For instance, Peter Silbernagel, the only crew member to survive the sinking of the submarine Hai in 1963, talks about his experience while preparing schnitzel on a sandy beach in Sylt, Germany, as the tide slowly rolls in and floats his table away.

I’ll end with an excerpt from Blue Trout and Black Truffles: Peregrinations of an Epicure (1953) by the reporter Joseph Wechsberg, who wrote for The New Yorker (more here), Gourmet, and Esquire:

For a great many people 1929 was the end of Prosperity.  For me it was the end of Gastronomy. I was drafted for eighteen months’ service into the Czechoslovak Army.  

Military experts have called the old Czechoslovak Army a good army, but I’ve often wondered how far the army would have got if, following Napoleon’s celebrated dictum, it had had to march on its stomach.
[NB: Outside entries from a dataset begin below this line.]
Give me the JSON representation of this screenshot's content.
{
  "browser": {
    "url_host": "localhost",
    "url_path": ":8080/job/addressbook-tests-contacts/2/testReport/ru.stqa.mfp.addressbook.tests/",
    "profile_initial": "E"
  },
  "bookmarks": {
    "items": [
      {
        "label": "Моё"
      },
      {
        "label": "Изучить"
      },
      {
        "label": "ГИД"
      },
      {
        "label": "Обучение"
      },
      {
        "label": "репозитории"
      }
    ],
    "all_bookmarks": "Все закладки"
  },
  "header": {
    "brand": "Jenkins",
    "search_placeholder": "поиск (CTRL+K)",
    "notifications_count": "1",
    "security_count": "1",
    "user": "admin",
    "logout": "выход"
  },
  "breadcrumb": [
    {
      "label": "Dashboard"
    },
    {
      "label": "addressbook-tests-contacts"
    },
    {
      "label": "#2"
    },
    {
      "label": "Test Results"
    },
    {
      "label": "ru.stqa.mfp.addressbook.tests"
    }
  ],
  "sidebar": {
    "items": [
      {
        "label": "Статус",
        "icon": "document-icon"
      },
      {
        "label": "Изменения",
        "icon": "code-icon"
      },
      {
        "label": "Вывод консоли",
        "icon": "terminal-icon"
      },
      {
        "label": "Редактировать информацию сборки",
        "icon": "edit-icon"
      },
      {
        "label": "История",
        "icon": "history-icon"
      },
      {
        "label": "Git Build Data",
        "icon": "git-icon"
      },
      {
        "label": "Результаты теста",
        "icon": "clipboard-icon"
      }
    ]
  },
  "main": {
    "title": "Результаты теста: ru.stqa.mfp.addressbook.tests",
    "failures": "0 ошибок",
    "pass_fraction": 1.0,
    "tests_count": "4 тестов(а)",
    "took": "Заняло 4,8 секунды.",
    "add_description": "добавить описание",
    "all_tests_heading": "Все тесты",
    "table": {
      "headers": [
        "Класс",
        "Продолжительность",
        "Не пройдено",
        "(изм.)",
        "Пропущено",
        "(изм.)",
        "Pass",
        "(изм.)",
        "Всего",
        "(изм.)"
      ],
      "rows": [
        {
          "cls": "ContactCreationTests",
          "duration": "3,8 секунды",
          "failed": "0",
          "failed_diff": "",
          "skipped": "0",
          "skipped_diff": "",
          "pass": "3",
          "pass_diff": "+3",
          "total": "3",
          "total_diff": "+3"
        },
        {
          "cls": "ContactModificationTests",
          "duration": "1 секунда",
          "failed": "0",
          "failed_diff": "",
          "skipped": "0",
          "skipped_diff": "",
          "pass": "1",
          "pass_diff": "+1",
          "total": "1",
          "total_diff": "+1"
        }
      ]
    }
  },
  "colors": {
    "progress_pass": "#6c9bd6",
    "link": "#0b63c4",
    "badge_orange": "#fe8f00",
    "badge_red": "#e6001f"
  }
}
At five in the morning — the hour when I’d gone to bed in my happier days of freedom — we had to queue up for something called, for lack of a more suitable word, “café.”  This “café” came in large squares, which had the size of tombstones, the color of dehydrated mud, and the smell of asphalt.  The squares were dumped into large containers of boiling water, where they dissolved instantaneously into a witches’ brew.  It was always lukewarm when the cooks poured it inot our tin cans, though it might have been piping hot only a moment ago.  “Café” and a piece of dry bread were the soldier’s breakfast.  Fifteen years later, when I was drafted into another army — the Army of the United States — there used to be much griping at breakfast-time because the eggs were not sunny-side up or the milk wasn’t cold enough.

There were no such gripes in the Czechoslovak Army.  There were no eggs.  There was no milk.  We hated the witches’ brew until the winter maneuvers started.  After lying outdoors all night long in snow and ice, we were overjoyed at the sight of the field kitchen arriving through the misty dawn.  Something miraculous had happened to the “café“: it was piping hot, had the color of fine Italian espresso, and tasted like an exquisite blend of Puerto Rican and Guatemalan coffees.

Easy homemade ice cream

Well, not technically ice cream. But a yummy summer frozen treat.

Via Instructables, here’s Apartment Therapy’s The Kitchn recipe for one-ingredient ice cream.

Considering that when they were babies, my kids’ favorite dessert was “banana pudding” (a banana mashed with a fork), this should be a hit around here.

And after you make your ice cream, you can get started on Instructables’ chain mail from pop tabs. Very, very nifty looking.